10 states awarded grants
NEW YORK (Jan. 11, 2017) — Kentucky is one of 10 states to receive a $2 million grant from the The Council of Chief State School Officers (CCSSO) and JPMorgan Chase & Co. to increase the number of students who graduate from high school prepared for careers.
Delaware, Kentucky, Louisiana, Massachusetts, Nevada, Ohio, Oklahoma, Rhode Island, Tennessee and Wisconsin will each receive $2 million over three years to expand and improve career pathways for all high school students.
Developed as part of JPMorgan Chase’s $75 million global New Skills for Youth initiative, each winning state will work with government, business and education leaders to strengthen career education and create pathways to economic success.
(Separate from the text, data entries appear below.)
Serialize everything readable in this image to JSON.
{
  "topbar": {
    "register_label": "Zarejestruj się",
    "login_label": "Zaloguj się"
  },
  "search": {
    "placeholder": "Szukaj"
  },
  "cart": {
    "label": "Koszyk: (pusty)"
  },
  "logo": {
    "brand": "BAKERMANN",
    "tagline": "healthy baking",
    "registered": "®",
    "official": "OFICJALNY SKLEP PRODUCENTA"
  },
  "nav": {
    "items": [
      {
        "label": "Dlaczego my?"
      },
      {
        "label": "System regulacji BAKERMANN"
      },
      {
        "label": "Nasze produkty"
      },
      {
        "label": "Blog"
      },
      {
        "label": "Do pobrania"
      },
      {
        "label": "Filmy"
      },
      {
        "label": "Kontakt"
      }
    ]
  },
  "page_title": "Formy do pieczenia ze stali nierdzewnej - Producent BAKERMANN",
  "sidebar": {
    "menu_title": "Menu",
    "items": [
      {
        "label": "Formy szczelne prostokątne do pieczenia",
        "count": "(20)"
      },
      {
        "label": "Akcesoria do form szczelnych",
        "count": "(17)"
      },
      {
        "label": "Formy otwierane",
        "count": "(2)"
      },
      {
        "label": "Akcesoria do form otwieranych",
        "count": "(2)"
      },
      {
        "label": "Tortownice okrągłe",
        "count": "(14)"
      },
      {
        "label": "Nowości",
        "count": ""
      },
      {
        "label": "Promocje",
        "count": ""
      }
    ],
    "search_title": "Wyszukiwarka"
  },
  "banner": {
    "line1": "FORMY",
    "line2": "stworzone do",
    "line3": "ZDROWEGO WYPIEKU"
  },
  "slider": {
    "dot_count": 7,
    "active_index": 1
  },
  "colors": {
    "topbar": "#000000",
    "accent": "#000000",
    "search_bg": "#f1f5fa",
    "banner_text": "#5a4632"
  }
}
“If we are to achieve our goal of making Kentucky the hub of excellence in engineering and manufacturing in America, we must work diligently to be more economically competitive,” said Gov. Matt Bevin. “Ensuring we have the most highly skilled and well trained workforce is critical to this effort. The current shortage of skilled workers, makes it difficult for Kentucky employers to create and expand their businesses. This grant will ensure career and technical education is better aligned with the needs of employers and business leaders. This, in turn, will bring about increased economic prosperity for both current and future generations of Kentuckians.”
An independent advisory committee recommended the states to receive grants from the New Skills for Youth initiative after a rigorous review process. These 10 states demonstrated the strongest plans to work across sectors to transform how they design and develop career preparedness education programs and provide young people with the skills they need to compete for high-skill, well-paying jobs. They have also committed to bring together education leaders, business partners and community partners to set ambitious benchmarks for achieving these goals.
Too many students leave high school without being prepared for college or a career. Nationwide, the unemployment rate for young people ages 16-24 is 9.3 percent, with many more working only part-time or in low-wage jobs with little opportunity to advance. At the same time, the U.S. economy is projected to produce millions of well-paying jobs over the next decade, about two-thirds of which will require some post-secondary education but not necessarily a four-year college degree.